It was underlined in the meeting that the main objective of the forum is to serve the interests of the members in terms of energy products in the Eastern Mediterranean. The forum will aim to create a unified group that will work together in exporting the natural gas resources from the Eastern Mediterranean to global markets. Despite a regional agenda, it was also noted that five of the major players in the Eastern Mediterranean, Turkey, Lebanon, Syria, Libya and Turkish Republic of Northern Cyprus was not present in the meeting. These countries were left out due to regional confrontation with countries like Egypt, Israel, Egypt and Greek Administration of Southern Cyprus.
Despite the region-wide division between countries, the second meeting of the Eastern Mediterranean Gas Forum reveal that the participating countries will continue to advance their cooperation to export natural gas. It was stated in the forum that member countries would respect each other’s rights in the Eastern Mediterranean and work together to use hydrocarbon resources in the most efficient way.
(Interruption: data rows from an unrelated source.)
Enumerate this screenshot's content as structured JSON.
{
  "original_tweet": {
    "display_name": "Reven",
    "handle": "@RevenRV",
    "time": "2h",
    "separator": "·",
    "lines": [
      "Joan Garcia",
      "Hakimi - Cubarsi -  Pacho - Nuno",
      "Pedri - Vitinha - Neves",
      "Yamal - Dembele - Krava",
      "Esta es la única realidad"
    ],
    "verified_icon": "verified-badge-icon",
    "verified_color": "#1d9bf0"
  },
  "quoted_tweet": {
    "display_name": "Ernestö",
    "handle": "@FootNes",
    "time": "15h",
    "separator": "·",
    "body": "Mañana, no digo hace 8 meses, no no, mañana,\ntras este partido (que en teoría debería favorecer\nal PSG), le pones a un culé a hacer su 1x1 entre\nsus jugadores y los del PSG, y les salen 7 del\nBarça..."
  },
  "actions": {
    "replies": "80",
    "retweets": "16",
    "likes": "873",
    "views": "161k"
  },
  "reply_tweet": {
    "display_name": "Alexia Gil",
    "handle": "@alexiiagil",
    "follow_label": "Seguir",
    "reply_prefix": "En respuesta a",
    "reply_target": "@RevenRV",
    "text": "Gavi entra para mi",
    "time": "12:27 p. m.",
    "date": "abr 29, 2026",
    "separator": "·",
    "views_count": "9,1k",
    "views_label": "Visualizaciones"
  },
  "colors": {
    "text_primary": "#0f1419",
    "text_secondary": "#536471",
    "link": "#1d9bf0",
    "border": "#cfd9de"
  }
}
Participants also agreed that the forum would pave the way for a sustainable gas market by using the resources in the region. In addition to these objectives, many of the details regarding the technicality and operational aspects were also settled in the second meeting of the forum.
Ankara has been consistently emphasizing that it will not allow other countries in the region to violate the rights of Turkey and Northern Cyprus.
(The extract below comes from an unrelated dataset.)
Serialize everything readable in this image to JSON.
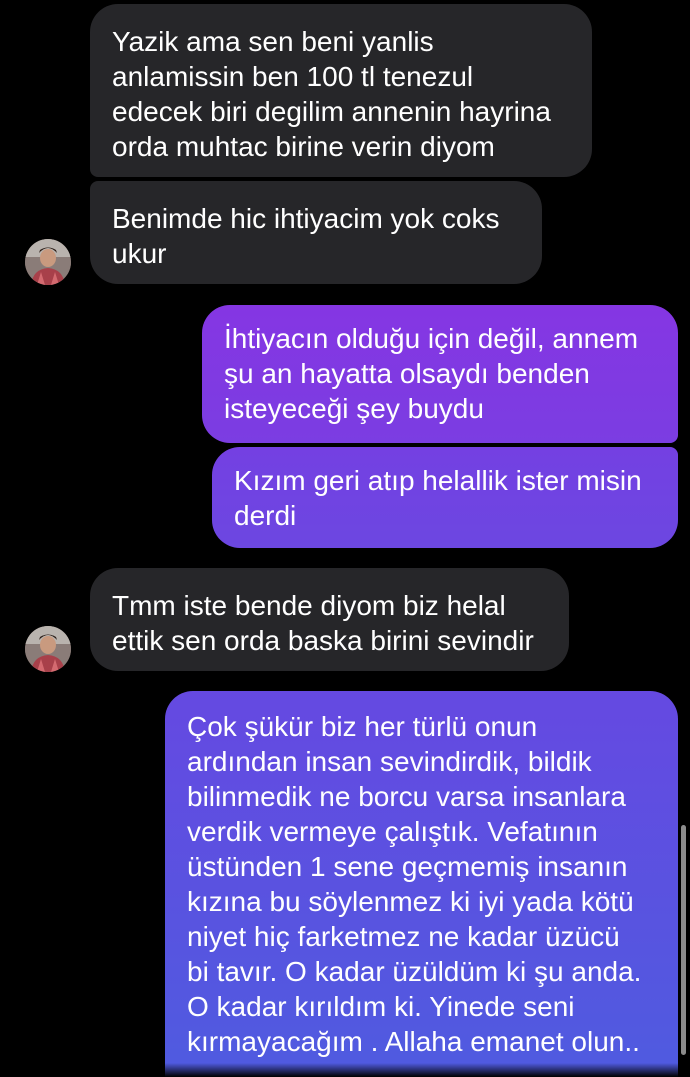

It is obvious that one of the most enthusiastic countries in the forum is Egypt. Cairo has made a significant effort for the realization of the forum by establishing strong network of interest with regional actors, particularly with Israel, Greece and Greek Administration of Southern Cyprus. Egypt’s main target with this forum is to emphasize its strategic importance in the region. By establishing this forum, Cairo also aimed to corner Turkey, its main rival in regional politics, particularly in the Eastern Mediterranean. The Sisi regime has been instrumentalizing the Eastern Mediterranean Gas Forum for its foreign policy objectives.
A similar observation can be made on the position of Greek Administration of Southern Cyprus and Greece. Both countries aim to limit Turkey’s activities in the Eastern Mediterranean and force Ankara to cease its activities in the area. In order to create further pressure on Turkey they seek the support of the United States and the European Union as well. In addition to this, in confronting Turkey’s military capabilities, both Athens and Nicosia rely on the defence cooperation with Israel and Egypt, the two leading military powers in the region.
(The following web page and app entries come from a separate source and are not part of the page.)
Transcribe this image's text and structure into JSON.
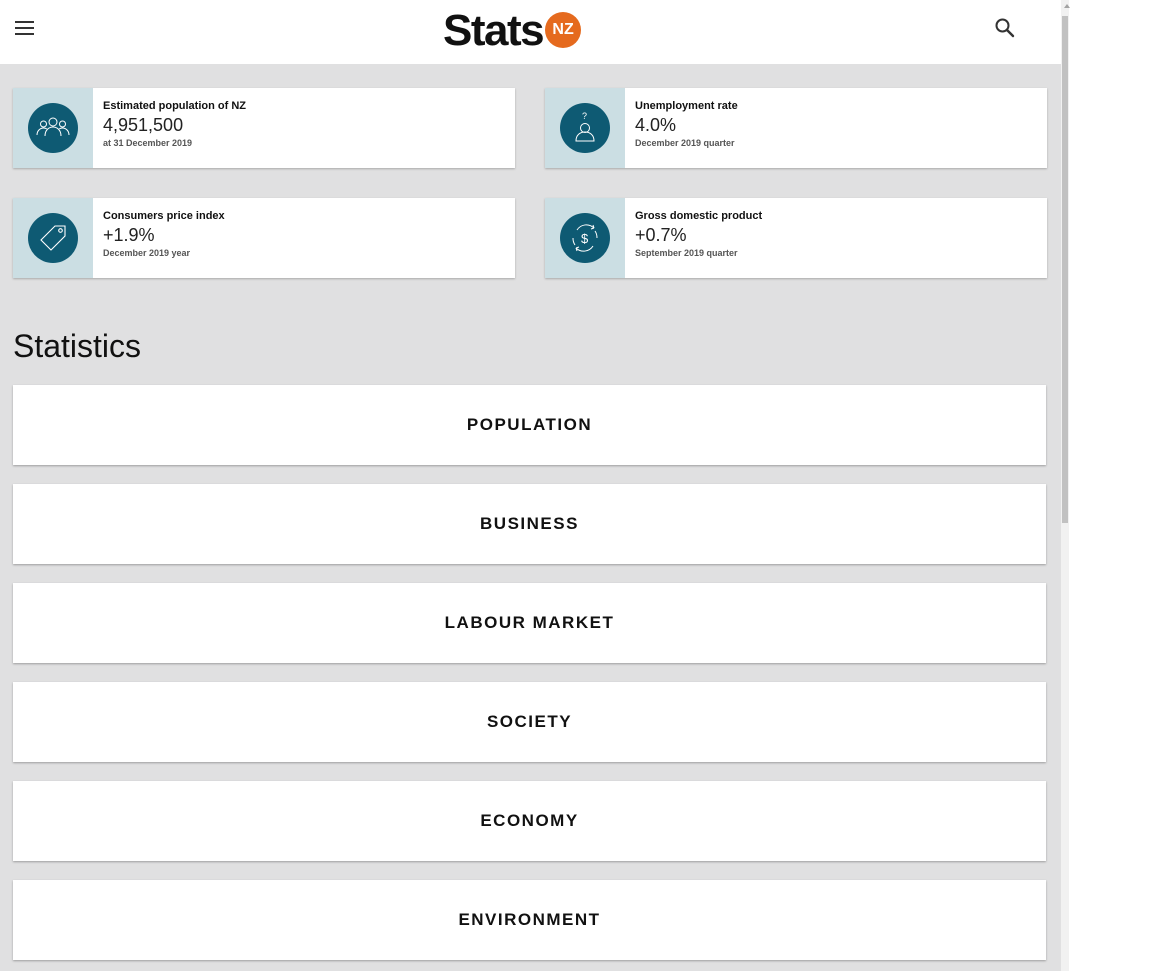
{
  "header": {
    "logo_text": "Stats",
    "logo_badge": "NZ",
    "brand_color": "#e56a1e",
    "menu_icon": "hamburger-menu-icon",
    "search_icon": "search-icon"
  },
  "stats": [
    {
      "title": "Estimated population of NZ",
      "value": "4,951,500",
      "sub": "at 31 December 2019",
      "icon": "people-group-icon"
    },
    {
      "title": "Unemployment rate",
      "value": "4.0%",
      "sub": "December 2019 quarter",
      "icon": "person-question-icon"
    },
    {
      "title": "Consumers price index",
      "value": "+1.9%",
      "sub": "December 2019 year",
      "icon": "price-tag-icon"
    },
    {
      "title": "Gross domestic product",
      "value": "+0.7%",
      "sub": "September 2019 quarter",
      "icon": "dollar-cycle-icon"
    }
  ],
  "colors": {
    "icon_circle": "#0e5a73",
    "icon_box": "#cbdee3",
    "page_bg": "#e0e0e1"
  },
  "statistics": {
    "title": "Statistics",
    "categories": [
      "POPULATION",
      "BUSINESS",
      "LABOUR MARKET",
      "SOCIETY",
      "ECONOMY",
      "ENVIRONMENT"
    ]
  }
}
The biggest obstacle for the forum is the exclusion of five major players of the Eastern Mediterranean: Turkey, Libya, Lebanon, Syria and Turkish Republic of Northern Cyprus. All who have legal rights in the Eastern Mediterranean. It is widely questioned that without the representation of these countries, the decisions and policies of the forum regarding natural gas resources would be illegitimate. In addition, Turkey has toughened its stance towards the Eastern Mediterranean and made clear that it is the major player in the region. Ankara has also been consistently emphasizing that it will not allow other countries in the region to violate the rights of Turkey and Turkish Republic of Northern Cyprus. It is widely argued that the most reliable route to transfer natural gas from Eastern Mediterranean to European markets go through Turkey. Therefore, the success of any region-wide initiative to export natural gas resources from the Eastern Mediterranean to world markets is dependant on Turkey’s inclusion.